The problem
For the word "emoji", give the number of lines in these entries that contain it, with nothing else.

━━ Exercise inputs

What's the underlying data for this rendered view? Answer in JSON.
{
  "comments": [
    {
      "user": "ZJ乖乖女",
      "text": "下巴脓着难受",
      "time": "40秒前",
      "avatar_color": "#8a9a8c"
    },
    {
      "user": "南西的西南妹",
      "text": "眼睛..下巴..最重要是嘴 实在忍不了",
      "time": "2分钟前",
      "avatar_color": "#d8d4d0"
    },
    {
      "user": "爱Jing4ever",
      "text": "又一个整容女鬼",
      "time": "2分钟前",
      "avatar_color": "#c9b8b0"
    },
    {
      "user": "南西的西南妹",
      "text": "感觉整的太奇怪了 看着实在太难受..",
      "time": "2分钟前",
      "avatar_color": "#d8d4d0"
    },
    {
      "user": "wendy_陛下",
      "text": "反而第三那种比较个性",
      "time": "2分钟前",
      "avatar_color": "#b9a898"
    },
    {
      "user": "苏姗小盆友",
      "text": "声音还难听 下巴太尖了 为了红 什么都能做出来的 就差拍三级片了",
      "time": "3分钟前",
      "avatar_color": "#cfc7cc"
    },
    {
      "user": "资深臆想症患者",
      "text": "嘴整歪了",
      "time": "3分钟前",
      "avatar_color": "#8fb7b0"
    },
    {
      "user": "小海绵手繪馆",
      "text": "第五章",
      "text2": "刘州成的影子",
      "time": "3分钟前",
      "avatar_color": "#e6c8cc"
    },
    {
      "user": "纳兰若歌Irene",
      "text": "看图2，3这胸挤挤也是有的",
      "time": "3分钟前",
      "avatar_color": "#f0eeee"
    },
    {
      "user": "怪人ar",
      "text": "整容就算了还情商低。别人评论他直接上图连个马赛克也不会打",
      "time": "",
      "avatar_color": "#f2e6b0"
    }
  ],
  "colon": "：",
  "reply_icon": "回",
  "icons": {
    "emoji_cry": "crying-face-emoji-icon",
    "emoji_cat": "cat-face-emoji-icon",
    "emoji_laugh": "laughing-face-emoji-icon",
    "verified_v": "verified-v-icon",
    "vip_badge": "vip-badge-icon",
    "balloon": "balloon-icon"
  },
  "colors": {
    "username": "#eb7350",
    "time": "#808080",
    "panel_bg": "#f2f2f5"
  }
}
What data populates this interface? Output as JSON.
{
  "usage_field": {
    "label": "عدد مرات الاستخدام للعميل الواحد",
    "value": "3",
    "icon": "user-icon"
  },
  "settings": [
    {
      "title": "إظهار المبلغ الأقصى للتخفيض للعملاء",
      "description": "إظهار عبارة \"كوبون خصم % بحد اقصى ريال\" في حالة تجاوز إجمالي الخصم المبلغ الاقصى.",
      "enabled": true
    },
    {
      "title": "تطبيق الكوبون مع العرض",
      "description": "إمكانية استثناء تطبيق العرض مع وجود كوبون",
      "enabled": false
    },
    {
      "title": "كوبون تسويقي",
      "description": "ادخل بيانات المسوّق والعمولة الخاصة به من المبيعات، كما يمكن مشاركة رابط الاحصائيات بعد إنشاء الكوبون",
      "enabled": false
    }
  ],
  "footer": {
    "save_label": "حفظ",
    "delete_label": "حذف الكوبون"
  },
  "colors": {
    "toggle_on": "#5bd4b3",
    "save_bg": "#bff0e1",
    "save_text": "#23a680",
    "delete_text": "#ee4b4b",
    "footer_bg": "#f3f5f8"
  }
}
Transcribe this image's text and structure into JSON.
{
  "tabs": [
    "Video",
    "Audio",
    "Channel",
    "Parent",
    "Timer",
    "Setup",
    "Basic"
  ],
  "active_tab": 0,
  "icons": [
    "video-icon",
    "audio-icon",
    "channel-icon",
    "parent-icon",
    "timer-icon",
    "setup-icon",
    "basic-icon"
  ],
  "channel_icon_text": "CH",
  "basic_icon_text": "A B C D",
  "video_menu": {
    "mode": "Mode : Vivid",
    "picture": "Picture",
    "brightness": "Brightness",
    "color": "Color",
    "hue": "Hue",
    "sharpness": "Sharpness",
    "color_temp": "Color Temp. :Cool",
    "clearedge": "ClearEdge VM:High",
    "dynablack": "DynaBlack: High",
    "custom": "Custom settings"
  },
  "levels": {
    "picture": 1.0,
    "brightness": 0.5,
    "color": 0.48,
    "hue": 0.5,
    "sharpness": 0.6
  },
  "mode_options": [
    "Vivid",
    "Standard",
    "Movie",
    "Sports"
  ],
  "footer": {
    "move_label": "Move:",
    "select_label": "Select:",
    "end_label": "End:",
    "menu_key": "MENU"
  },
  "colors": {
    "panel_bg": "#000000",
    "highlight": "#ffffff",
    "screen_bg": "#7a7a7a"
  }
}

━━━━

Answer box
3